How to complete this task – Please repeat each line from the one holding "Give me the" through the final line of the data, exactly as it stands, with no pictures.

Data entries:

--- START ---

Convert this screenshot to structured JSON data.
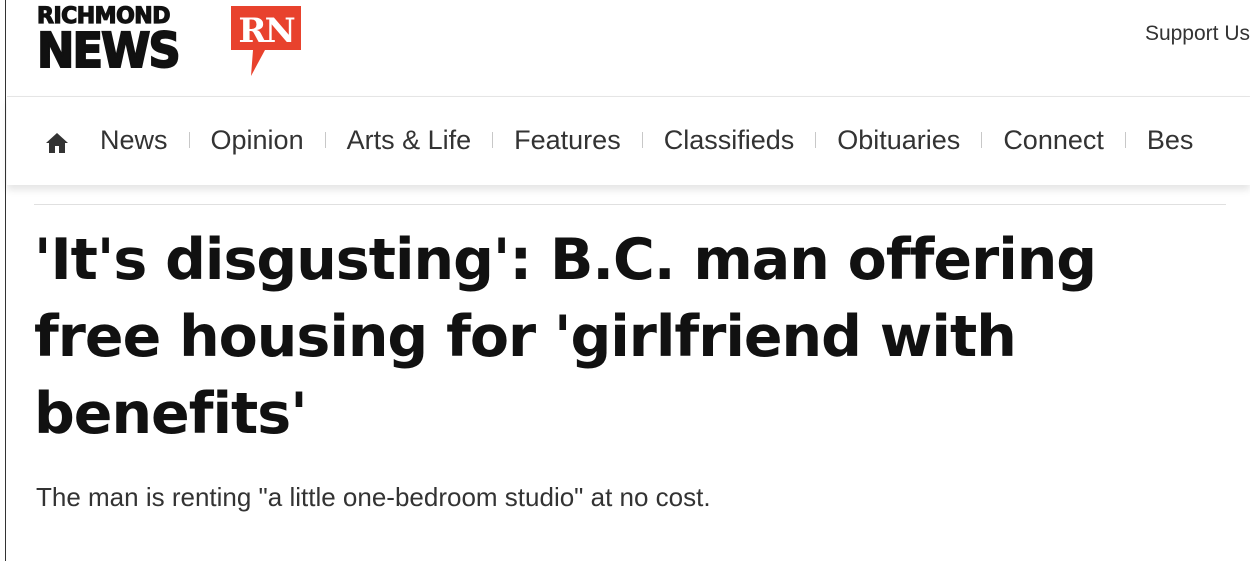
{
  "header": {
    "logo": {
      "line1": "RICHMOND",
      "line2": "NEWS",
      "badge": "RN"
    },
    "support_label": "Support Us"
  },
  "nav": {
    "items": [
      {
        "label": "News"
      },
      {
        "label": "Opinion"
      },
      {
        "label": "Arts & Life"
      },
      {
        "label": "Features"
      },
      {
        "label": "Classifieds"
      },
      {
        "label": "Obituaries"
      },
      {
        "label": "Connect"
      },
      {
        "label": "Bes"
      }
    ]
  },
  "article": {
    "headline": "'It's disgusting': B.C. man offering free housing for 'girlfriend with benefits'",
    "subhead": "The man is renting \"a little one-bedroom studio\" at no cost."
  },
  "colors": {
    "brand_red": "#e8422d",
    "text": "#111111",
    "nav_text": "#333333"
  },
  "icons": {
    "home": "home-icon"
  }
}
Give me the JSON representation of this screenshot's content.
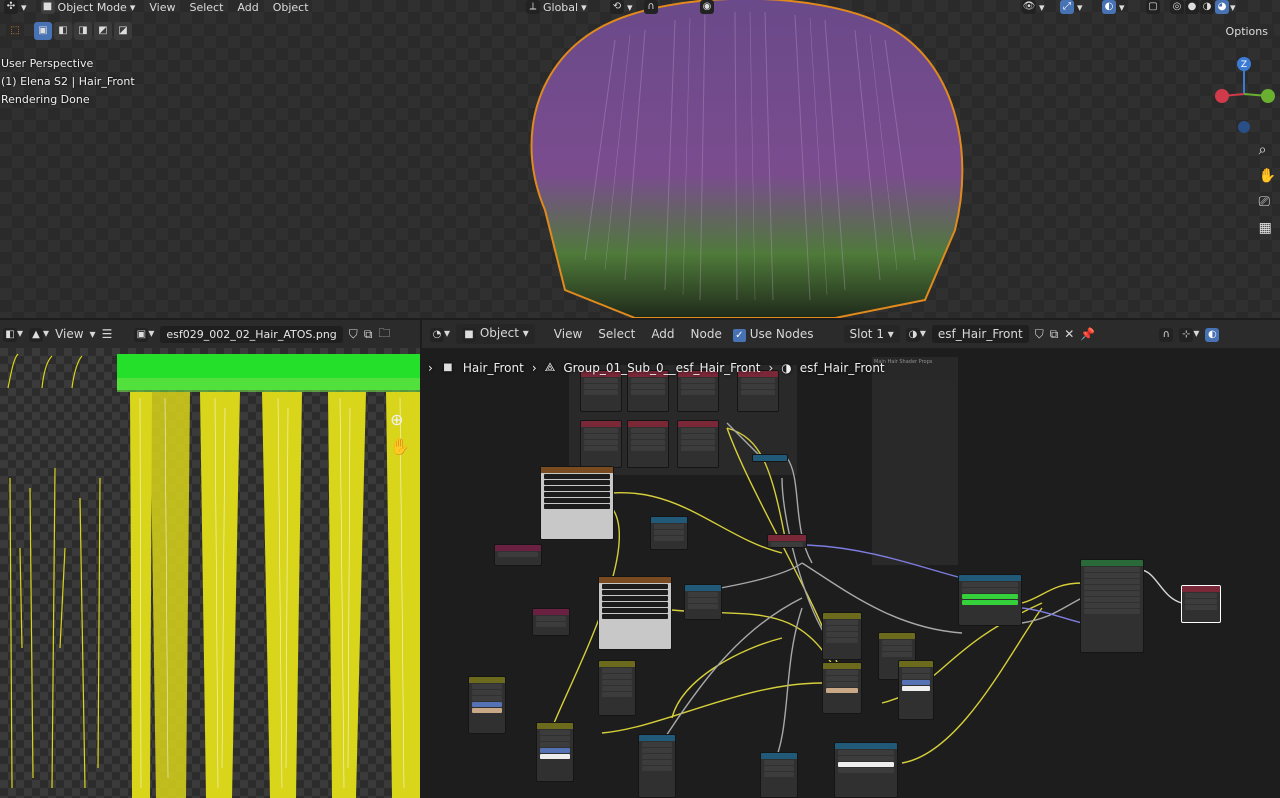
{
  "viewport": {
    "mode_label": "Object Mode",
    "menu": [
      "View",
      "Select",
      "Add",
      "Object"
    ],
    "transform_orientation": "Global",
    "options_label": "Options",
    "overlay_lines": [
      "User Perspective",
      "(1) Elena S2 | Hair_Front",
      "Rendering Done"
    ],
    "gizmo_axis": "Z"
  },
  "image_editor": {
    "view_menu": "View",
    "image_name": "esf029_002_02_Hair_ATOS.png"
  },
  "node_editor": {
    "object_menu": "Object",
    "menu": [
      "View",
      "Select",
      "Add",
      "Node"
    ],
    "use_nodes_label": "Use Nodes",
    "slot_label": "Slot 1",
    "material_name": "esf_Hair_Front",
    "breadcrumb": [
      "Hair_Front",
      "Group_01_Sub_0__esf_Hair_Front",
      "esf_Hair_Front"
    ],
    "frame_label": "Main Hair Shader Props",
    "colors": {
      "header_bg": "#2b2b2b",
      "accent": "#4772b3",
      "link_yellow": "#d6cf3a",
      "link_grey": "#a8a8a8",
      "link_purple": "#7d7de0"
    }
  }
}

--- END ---

Response to this task –
Give me the JSON representation of this screenshot's content.
{
  "viewport": {
    "mode_label": "Object Mode",
    "menu": [
      "View",
      "Select",
      "Add",
      "Object"
    ],
    "transform_orientation": "Global",
    "options_label": "Options",
    "overlay_lines": [
      "User Perspective",
      "(1) Elena S2 | Hair_Front",
      "Rendering Done"
    ],
    "gizmo_axis": "Z"
  },
  "image_editor": {
    "view_menu": "View",
    "image_name": "esf029_002_02_Hair_ATOS.png"
  },
  "node_editor": {
    "object_menu": "Object",
    "menu": [
      "View",
      "Select",
      "Add",
      "Node"
    ],
    "use_nodes_label": "Use Nodes",
    "slot_label": "Slot 1",
    "material_name": "esf_Hair_Front",
    "breadcrumb": [
      "Hair_Front",
      "Group_01_Sub_0__esf_Hair_Front",
      "esf_Hair_Front"
    ],
    "frame_label": "Main Hair Shader Props",
    "colors": {
      "header_bg": "#2b2b2b",
      "accent": "#4772b3",
      "link_yellow": "#d6cf3a",
      "link_grey": "#a8a8a8",
      "link_purple": "#7d7de0"
    }
  }
}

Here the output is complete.